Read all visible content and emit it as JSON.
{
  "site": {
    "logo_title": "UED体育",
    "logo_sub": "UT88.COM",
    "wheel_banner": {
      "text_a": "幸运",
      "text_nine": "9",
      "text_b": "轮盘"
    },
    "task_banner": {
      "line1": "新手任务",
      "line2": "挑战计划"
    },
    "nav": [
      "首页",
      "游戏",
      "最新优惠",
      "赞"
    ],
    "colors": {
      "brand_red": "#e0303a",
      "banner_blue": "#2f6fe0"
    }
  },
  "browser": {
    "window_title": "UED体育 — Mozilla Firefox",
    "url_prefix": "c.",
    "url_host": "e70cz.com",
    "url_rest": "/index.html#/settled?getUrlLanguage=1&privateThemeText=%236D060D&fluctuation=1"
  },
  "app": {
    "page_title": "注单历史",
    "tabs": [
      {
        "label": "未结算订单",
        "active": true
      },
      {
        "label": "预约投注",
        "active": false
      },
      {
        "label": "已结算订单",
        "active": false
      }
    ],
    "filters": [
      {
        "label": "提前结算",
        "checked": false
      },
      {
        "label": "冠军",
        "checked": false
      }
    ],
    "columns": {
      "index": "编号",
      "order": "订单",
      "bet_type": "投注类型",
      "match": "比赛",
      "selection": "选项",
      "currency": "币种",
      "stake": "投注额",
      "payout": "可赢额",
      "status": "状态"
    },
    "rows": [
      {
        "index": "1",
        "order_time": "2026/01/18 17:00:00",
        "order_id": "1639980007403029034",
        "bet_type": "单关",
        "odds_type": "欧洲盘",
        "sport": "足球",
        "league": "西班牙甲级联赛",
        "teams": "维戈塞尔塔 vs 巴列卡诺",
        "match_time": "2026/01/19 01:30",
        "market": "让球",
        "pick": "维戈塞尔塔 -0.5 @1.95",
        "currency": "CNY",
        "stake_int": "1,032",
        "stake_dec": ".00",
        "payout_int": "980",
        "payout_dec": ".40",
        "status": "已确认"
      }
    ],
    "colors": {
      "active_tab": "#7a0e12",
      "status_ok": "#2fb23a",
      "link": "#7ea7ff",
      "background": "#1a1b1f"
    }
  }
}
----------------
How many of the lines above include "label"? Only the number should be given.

5